» **PROBLEM DETAILS**:
Lift out all lines below that contain "likes".

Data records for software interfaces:
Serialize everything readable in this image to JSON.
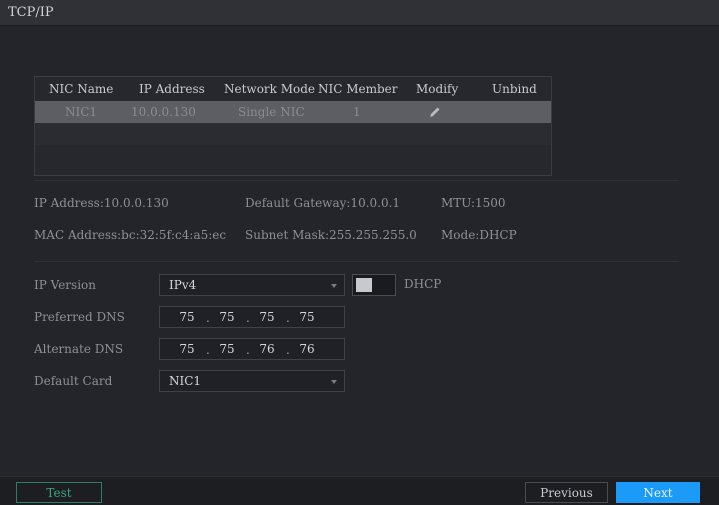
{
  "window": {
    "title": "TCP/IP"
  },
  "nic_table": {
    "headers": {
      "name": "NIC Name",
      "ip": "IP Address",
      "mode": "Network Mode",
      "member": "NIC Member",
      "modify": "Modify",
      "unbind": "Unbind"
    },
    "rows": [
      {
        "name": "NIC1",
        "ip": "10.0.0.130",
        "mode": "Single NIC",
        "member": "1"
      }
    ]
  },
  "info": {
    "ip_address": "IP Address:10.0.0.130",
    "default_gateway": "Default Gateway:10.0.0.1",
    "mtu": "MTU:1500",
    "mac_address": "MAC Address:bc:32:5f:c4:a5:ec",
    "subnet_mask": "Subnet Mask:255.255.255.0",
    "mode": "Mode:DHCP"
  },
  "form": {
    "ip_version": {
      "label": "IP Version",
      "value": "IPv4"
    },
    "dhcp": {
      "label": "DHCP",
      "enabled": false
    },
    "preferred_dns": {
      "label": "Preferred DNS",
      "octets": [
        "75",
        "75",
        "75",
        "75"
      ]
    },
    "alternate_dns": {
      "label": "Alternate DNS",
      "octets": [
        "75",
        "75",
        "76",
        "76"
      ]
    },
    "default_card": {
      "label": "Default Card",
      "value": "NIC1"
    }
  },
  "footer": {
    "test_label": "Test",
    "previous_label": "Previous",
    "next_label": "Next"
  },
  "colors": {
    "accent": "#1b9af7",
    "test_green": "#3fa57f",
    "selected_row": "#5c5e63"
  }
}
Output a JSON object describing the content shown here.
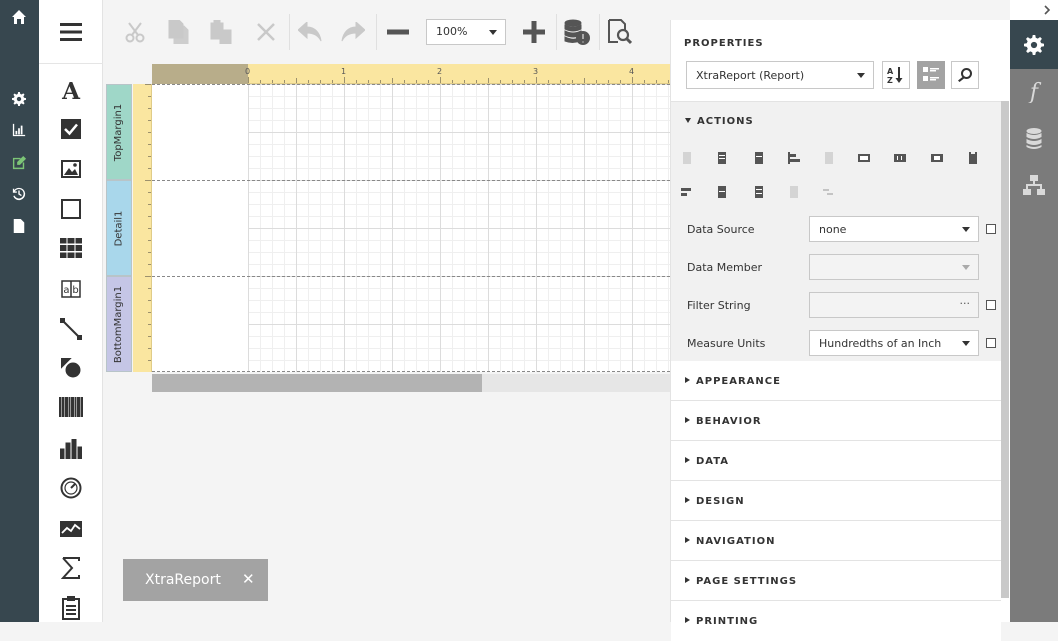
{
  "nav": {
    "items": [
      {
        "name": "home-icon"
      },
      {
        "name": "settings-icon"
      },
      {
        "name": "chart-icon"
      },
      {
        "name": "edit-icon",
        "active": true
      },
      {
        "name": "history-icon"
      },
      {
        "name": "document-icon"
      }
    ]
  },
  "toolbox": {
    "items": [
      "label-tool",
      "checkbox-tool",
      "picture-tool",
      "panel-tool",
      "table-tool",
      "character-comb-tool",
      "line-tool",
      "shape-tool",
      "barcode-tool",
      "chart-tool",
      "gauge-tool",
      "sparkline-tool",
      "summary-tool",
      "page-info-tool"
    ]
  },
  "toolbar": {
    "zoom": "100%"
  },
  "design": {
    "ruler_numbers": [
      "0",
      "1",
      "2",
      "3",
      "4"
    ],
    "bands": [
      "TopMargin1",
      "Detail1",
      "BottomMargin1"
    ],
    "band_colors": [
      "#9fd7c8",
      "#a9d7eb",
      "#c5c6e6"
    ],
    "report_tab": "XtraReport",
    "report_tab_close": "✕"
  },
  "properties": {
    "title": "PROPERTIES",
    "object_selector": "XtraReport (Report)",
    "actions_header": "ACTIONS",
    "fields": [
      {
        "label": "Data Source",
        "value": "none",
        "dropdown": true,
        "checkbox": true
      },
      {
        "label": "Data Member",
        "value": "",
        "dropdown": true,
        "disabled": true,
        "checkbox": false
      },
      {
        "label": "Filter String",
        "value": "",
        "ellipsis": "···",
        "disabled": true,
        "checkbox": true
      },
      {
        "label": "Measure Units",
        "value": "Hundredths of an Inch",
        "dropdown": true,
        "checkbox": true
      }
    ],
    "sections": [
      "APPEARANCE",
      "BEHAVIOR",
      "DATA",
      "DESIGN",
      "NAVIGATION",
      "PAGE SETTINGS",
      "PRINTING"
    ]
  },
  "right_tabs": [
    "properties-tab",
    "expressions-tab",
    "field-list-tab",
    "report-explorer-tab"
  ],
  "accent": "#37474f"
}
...
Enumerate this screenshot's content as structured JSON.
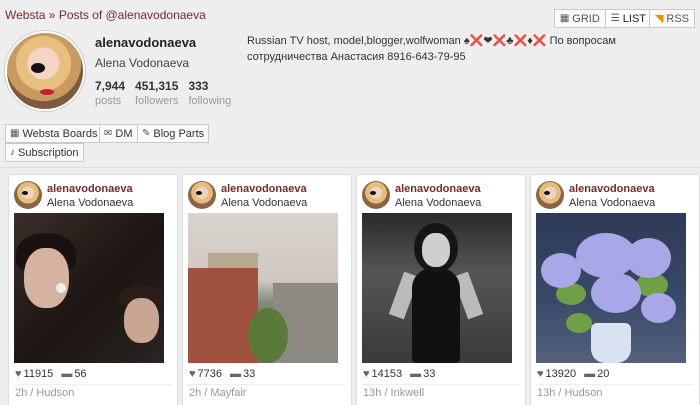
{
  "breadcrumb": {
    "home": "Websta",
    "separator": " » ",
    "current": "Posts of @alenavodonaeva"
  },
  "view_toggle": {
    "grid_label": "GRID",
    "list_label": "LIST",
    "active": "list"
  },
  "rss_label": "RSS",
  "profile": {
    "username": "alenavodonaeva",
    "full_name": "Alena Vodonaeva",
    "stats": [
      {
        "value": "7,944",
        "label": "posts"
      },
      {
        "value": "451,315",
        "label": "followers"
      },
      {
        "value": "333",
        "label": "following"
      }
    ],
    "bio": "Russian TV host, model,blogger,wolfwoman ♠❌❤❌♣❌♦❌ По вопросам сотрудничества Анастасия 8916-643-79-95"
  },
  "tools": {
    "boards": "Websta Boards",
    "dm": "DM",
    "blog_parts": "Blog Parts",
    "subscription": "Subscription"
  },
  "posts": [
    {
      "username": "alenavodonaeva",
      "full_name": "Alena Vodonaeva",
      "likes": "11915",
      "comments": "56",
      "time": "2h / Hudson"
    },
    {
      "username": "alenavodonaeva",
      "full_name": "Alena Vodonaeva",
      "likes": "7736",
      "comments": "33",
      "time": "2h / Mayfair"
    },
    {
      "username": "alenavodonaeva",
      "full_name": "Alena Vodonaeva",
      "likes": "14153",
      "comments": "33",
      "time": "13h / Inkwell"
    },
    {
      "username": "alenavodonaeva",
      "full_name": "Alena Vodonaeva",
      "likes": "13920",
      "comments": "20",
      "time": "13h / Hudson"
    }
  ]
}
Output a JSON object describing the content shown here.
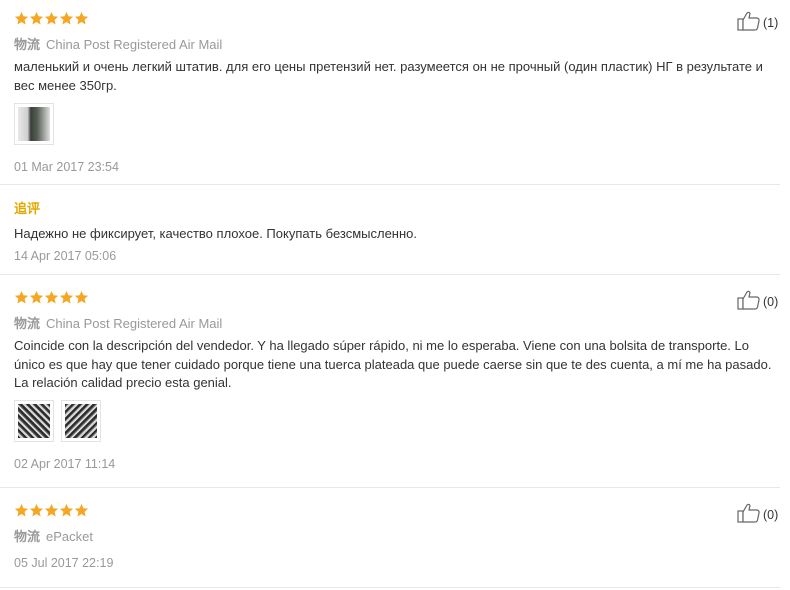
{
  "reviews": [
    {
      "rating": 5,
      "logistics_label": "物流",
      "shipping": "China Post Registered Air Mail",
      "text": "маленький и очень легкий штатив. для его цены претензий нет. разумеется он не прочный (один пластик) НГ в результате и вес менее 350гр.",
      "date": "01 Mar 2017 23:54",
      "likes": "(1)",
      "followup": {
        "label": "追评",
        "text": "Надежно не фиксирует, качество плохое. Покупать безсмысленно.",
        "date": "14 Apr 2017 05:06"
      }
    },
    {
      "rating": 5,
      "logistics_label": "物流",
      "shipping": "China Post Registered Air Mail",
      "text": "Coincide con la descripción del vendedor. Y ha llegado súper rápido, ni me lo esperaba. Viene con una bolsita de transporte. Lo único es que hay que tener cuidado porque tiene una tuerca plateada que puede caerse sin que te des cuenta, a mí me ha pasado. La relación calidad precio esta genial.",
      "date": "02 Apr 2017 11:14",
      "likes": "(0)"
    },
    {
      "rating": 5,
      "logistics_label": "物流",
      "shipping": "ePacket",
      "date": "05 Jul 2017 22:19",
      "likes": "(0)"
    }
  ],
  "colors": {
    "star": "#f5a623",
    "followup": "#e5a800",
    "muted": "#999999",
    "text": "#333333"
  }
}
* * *
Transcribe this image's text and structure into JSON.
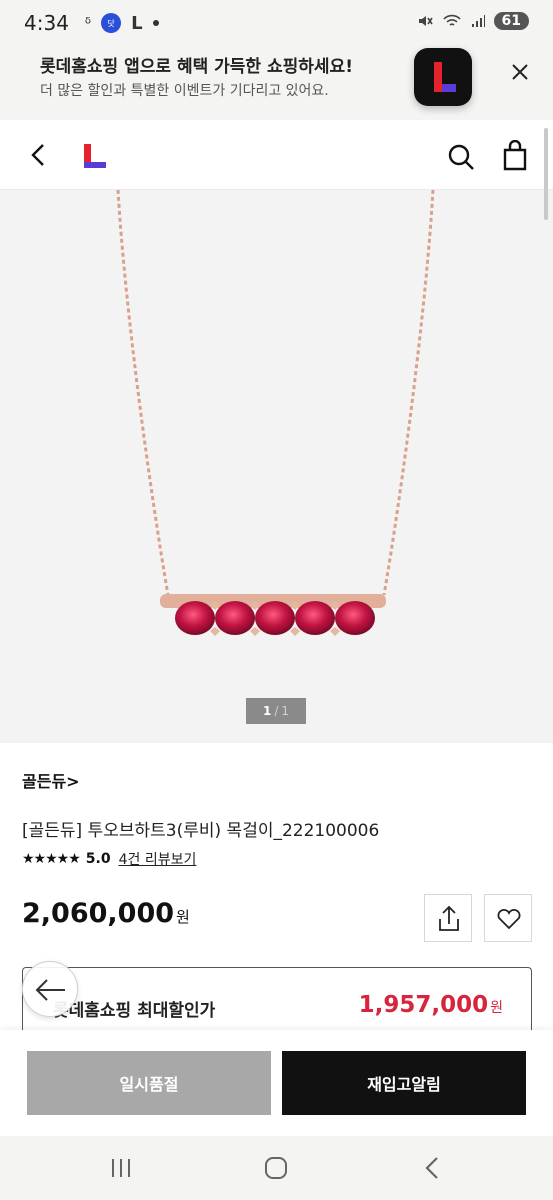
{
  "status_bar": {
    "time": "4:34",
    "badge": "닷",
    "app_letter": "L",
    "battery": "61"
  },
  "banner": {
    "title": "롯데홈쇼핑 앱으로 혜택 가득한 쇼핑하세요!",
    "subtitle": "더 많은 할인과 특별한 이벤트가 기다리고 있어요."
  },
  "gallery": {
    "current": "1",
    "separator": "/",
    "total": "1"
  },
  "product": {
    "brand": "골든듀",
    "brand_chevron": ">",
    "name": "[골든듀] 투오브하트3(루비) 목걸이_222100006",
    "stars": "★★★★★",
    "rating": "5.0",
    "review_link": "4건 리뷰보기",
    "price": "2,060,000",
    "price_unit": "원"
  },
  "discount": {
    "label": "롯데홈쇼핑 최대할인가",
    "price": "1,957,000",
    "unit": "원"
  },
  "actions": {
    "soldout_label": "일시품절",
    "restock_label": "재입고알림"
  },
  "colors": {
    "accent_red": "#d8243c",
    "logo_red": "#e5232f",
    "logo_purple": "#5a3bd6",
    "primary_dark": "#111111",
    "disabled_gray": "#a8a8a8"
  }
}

» **OUTPUT OF THE TASK**:
      "likes": "11915",
      "likes": "7736",
      "likes": "14153",
      "likes": "13920",
      "likes": "(1)",
      "likes": "(0)"
      "likes": "(0)"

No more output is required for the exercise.